Medicaid expansion was one of the biggest issues left over from the 2013 Legislature, and it's likely to be a major point of contention for the new legislature that opens today. That's why legislators ought to begin looking at solutions to this thorny matter in the early days of the session, and resolve to keep any debates concerning it cool and constructive every step of the way.
Encouragingly, the proposals offered by legislative Republicans last week start off on the right foot; unfortunately, they don't quite make it to the finish line.
The proposals are being forwarded as an alternative to the plan from Gov. Steve Bullock, a Democrat, who would like to see the state take full advantage of the federal funding option provided under the Affordable Care Act. That option would expand Medicaid coverage to those earning 138 percent of the federal poverty level or less, and the costs of expanding this coverage would be covered by the federal government in full for 2016. By 2020, the state of Montana would be responsible for paying 10 percent of the expansion cost.
Concern about those "down-the-road" costs was one of the primary reasons some legislators objected to the expansion plan in 2013. As a result, an estimated 70,000 Montanans have gone without health care coverage in Montana. It's time to put those fears to rest and get these Montanans health coverage at last.
The Republican legislators who worked on the new proposals apparently agree that extending Medicaid coverage to low-income residents is worth the added cost to the state. However, their plan draws the line at childless adults who don't have a recognized disability.
“From 30,000 feet, Medicaid expansion is going to be a tough sell for the caucus and a tough sell for me personally,” House Speaker Austin Knudsen, R-Culbertson, told the Missoulian's editorial board last week. “Able-bodied people should be able to go out and get a job.”
Knudsen visited the Missoulian before the Republican proposals were announced, but his comments and the proposals themselves echo the same assumption that many Montanans not covered by Medicaid are capable of working, but unwilling to. That assumption ignores the reality of employment in Montana, where thousands of people work hard at low-paying jobs that do not offer health insurance. Thousands more have part-time jobs – sometimes two or three of them. Even a full-time, minimum wage worker in Montana could not afford an insurance plan of the caliber offered to state legislators, for instance.
Indeed, according to a Nov. 12, 2014 report posted by the Kaiser Family Foundation, 54 percent of those in the coverage gap nationwide are employed, and two-thirds belong to a family with at least one worker. More than half of these folks work for small businesses that do not offer health insurance.
Republicans are still in the process of drafting specific bills, but loosely, their plan would expand Medicaid eligibility for those earning 100 percent or less of the federal poverty level. This would provide coverage to an additional 15,000 to 18,000 people. The proposals also include some reforms to Medicaid and medical liability laws. These reforms would, arguably, free up enough money for Montana to pay for the limited expansion, and Montana would only be on the hook to cover one-third of the costs of that expansion.

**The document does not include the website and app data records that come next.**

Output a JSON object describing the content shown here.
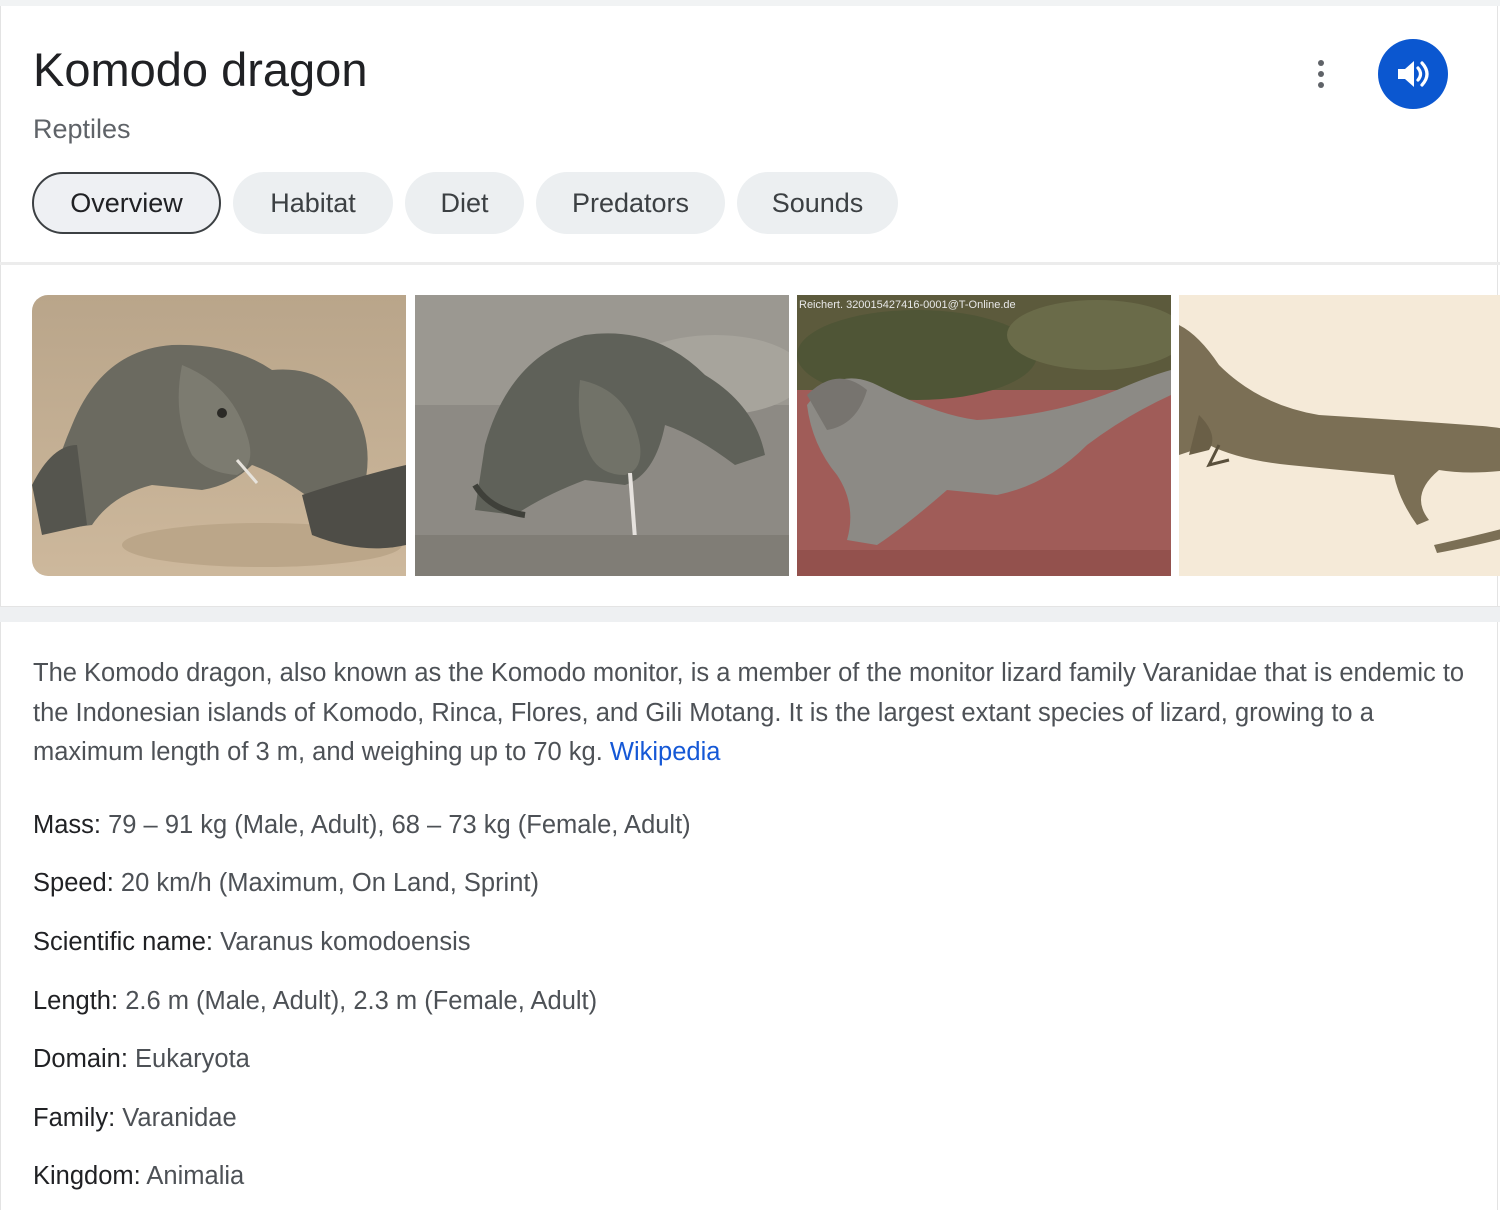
{
  "header": {
    "title": "Komodo dragon",
    "subtitle": "Reptiles",
    "more_icon": "more-vert-icon",
    "speaker_icon": "volume-up-icon",
    "accent_color": "#0b57d0"
  },
  "tabs": [
    {
      "label": "Overview",
      "selected": true
    },
    {
      "label": "Habitat",
      "selected": false
    },
    {
      "label": "Diet",
      "selected": false
    },
    {
      "label": "Predators",
      "selected": false
    },
    {
      "label": "Sounds",
      "selected": false
    }
  ],
  "gallery": {
    "photo3_watermark": "Reichert. 320015427416-0001@T-Online.de"
  },
  "description": {
    "text": "The Komodo dragon, also known as the Komodo monitor, is a member of the monitor lizard family Varanidae that is endemic to the Indonesian islands of Komodo, Rinca, Flores, and Gili Motang. It is the largest extant species of lizard, growing to a maximum length of 3 m, and weighing up to 70 kg. ",
    "source_link": "Wikipedia"
  },
  "facts": [
    {
      "key": "Mass:",
      "value": "79 – 91 kg (Male, Adult), 68 – 73 kg (Female, Adult)"
    },
    {
      "key": "Speed:",
      "value": "20 km/h (Maximum, On Land, Sprint)"
    },
    {
      "key": "Scientific name:",
      "value": "Varanus komodoensis"
    },
    {
      "key": "Length:",
      "value": "2.6 m (Male, Adult), 2.3 m (Female, Adult)"
    },
    {
      "key": "Domain:",
      "value": "Eukaryota"
    },
    {
      "key": "Family:",
      "value": "Varanidae"
    },
    {
      "key": "Kingdom:",
      "value": "Animalia"
    }
  ]
}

It's highly unlikely that bearing more up-front costs now will save the state money, even in the short term. According to a December 2014 report from the Montana Budget and Policy Center, uninsured patients cost Montana hospitals nearly $400 million in uncompensated charges in 2013, creating "A Drag on Montana's Economy," as the report is titled.

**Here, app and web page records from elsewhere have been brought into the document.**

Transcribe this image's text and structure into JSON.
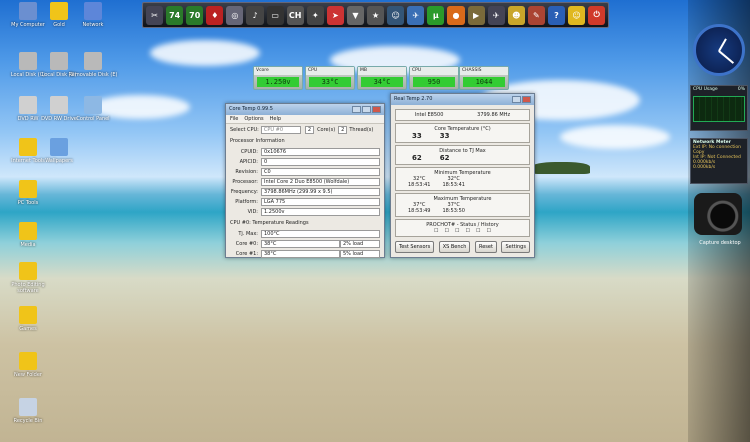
{
  "desktop_icons": [
    {
      "label": "My Computer",
      "color": "#6b8fd0"
    },
    {
      "label": "Gold",
      "color": "#f0c419"
    },
    {
      "label": "Network",
      "color": "#5d86d9"
    },
    {
      "label": "Local Disk (C)",
      "color": "#b9b9b9"
    },
    {
      "label": "Local Disk (D)",
      "color": "#b9b9b9"
    },
    {
      "label": "Removable Disk (E)",
      "color": "#b9b9b9"
    },
    {
      "label": "DVD RW",
      "color": "#d0d0d0"
    },
    {
      "label": "DVD RW Drive",
      "color": "#d0d0d0"
    },
    {
      "label": "Control Panel",
      "color": "#8db8e4"
    },
    {
      "label": "Internet Tools",
      "color": "#f0c419"
    },
    {
      "label": "Wallpapers",
      "color": "#6aa0e0"
    },
    {
      "label": "PC Tools",
      "color": "#f0c419"
    },
    {
      "label": "Media",
      "color": "#f0c419"
    },
    {
      "label": "Photo Editing software",
      "color": "#f0c419"
    },
    {
      "label": "Games",
      "color": "#f0c419"
    },
    {
      "label": "New Folder",
      "color": "#f0c419"
    },
    {
      "label": "Recycle Bin",
      "color": "#c6d3e4"
    }
  ],
  "dock": {
    "items": [
      {
        "name": "tool-icon",
        "glyph": "✂",
        "color": "#445"
      },
      {
        "name": "seventy-four-icon",
        "glyph": "74",
        "color": "#2a7a2a"
      },
      {
        "name": "seventy-icon",
        "glyph": "70",
        "color": "#2a7a2a"
      },
      {
        "name": "flag-icon",
        "glyph": "♦",
        "color": "#b22"
      },
      {
        "name": "disc-icon",
        "glyph": "◎",
        "color": "#667"
      },
      {
        "name": "music-icon",
        "glyph": "♪",
        "color": "#444"
      },
      {
        "name": "gpu-icon",
        "glyph": "▭",
        "color": "#333"
      },
      {
        "name": "ch-icon",
        "glyph": "CH",
        "color": "#555"
      },
      {
        "name": "sword-icon",
        "glyph": "✦",
        "color": "#444"
      },
      {
        "name": "red-app-icon",
        "glyph": "➤",
        "color": "#c33"
      },
      {
        "name": "mail-icon",
        "glyph": "▼",
        "color": "#666"
      },
      {
        "name": "star-icon",
        "glyph": "★",
        "color": "#555"
      },
      {
        "name": "person-icon",
        "glyph": "☺",
        "color": "#357"
      },
      {
        "name": "plane-icon",
        "glyph": "✈",
        "color": "#3a6fb5"
      },
      {
        "name": "torrent-icon",
        "glyph": "µ",
        "color": "#2a9a2a"
      },
      {
        "name": "browser-icon",
        "glyph": "●",
        "color": "#d96a1a"
      },
      {
        "name": "media-icon",
        "glyph": "▶",
        "color": "#7a6a3a"
      },
      {
        "name": "jet-icon",
        "glyph": "✈",
        "color": "#445"
      },
      {
        "name": "smiley-icon",
        "glyph": "☻",
        "color": "#c9a62a"
      },
      {
        "name": "brush-icon",
        "glyph": "✎",
        "color": "#aa4433"
      },
      {
        "name": "help-icon",
        "glyph": "?",
        "color": "#2a5fb5"
      },
      {
        "name": "emoticon-icon",
        "glyph": "☺",
        "color": "#e0b820"
      },
      {
        "name": "power-icon",
        "glyph": "⏻",
        "color": "#d03a2a"
      }
    ]
  },
  "sensors": [
    {
      "title": "Vcore",
      "value": "1.250v"
    },
    {
      "title": "CPU",
      "value": "33°C"
    },
    {
      "title": "MB",
      "value": "34°C"
    },
    {
      "title": "CPU",
      "value": "950"
    },
    {
      "title": "CHASSIS",
      "value": "1044"
    }
  ],
  "core_temp": {
    "title": "Core Temp 0.99.5",
    "menu": [
      "File",
      "Options",
      "Help"
    ],
    "select_cpu_label": "Select CPU:",
    "select_cpu_value": "CPU #0",
    "cores_value": "2",
    "cores_label": "Core(s)",
    "threads_value": "2",
    "threads_label": "Thread(s)",
    "proc_info_label": "Processor Information",
    "fields": [
      {
        "label": "CPUID:",
        "value": "0x10676"
      },
      {
        "label": "APICID:",
        "value": "0"
      },
      {
        "label": "Revision:",
        "value": "C0"
      },
      {
        "label": "Processor:",
        "value": "Intel Core 2 Duo E8500 (Wolfdale)"
      },
      {
        "label": "Frequency:",
        "value": "3798.86MHz (299.99 x 9.5)"
      },
      {
        "label": "Platform:",
        "value": "LGA 775"
      },
      {
        "label": "VID:",
        "value": "1.2500v"
      }
    ],
    "temp_section": "CPU #0: Temperature Readings",
    "tjmax_label": "Tj. Max:",
    "tjmax_value": "100°C",
    "cores": [
      {
        "label": "Core #0:",
        "temp": "38°C",
        "load": "2% load"
      },
      {
        "label": "Core #1:",
        "temp": "38°C",
        "load": "5% load"
      }
    ]
  },
  "real_temp": {
    "title": "Real Temp 2.70",
    "cpu": "Intel E8500",
    "mhz": "3799.86 MHz",
    "core_temp_label": "Core Temperature (°C)",
    "core_temps": [
      "33",
      "33"
    ],
    "tjmax_label": "Distance to TJ Max",
    "tjmax_vals": [
      "62",
      "62"
    ],
    "min_label": "Minimum Temperature",
    "min": [
      {
        "t": "32°C",
        "time": "18:53:41"
      },
      {
        "t": "32°C",
        "time": "18:53:41"
      }
    ],
    "max_label": "Maximum Temperature",
    "max": [
      {
        "t": "37°C",
        "time": "18:53:49"
      },
      {
        "t": "37°C",
        "time": "18:53:50"
      }
    ],
    "prochot_label": "PROCHOT#  -  Status / History",
    "buttons": [
      "Test Sensors",
      "XS Bench",
      "Reset",
      "Settings"
    ]
  },
  "gadgets": {
    "cpu_usage_title": "CPU Usage",
    "cpu_usage_value": "0%",
    "network_title": "Network Meter",
    "network_lines": [
      "Ext IP: No connection Copy",
      "Int IP: Not Connected",
      "0.000kb/s",
      "0.000kb/s"
    ],
    "capture_label": "Capture desktop"
  }
}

Under Bullock's plan, the state would hire a private company to manage claims under the expansion. A similar idea was recently endorsed by the Montana Chamber of Commerce.

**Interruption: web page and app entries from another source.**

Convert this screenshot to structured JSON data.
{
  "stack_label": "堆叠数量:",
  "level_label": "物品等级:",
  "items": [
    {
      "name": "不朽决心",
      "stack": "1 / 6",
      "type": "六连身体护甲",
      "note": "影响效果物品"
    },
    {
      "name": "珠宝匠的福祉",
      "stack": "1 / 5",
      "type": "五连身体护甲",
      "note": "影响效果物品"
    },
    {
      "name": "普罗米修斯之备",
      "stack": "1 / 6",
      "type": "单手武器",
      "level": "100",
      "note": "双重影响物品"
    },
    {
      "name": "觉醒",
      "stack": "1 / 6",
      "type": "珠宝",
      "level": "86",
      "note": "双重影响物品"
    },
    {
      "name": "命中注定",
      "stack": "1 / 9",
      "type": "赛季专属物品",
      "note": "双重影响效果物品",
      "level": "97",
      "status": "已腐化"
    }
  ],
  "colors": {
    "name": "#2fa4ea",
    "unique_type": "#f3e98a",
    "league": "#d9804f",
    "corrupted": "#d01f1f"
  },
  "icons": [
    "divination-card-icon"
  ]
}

Surely, between Bullock's plan and the GOP's plan, our legislators can figure out which solutions are best for our state. And surely, expanding Medicaid to include as many low-income individuals as possible is best.
Remember, 138 percent of the federal poverty level is only $16,100 for a single person. Low-income Montanans are not all jobless or caring for dependent children. Many are hard-working, low-paid individuals who simply earn too much to qualify for Medicaid now but too little to afford any other health insurance plan. Many others are struggling with struggling with circumstances and conditions that prevent them from working. All deserve health care.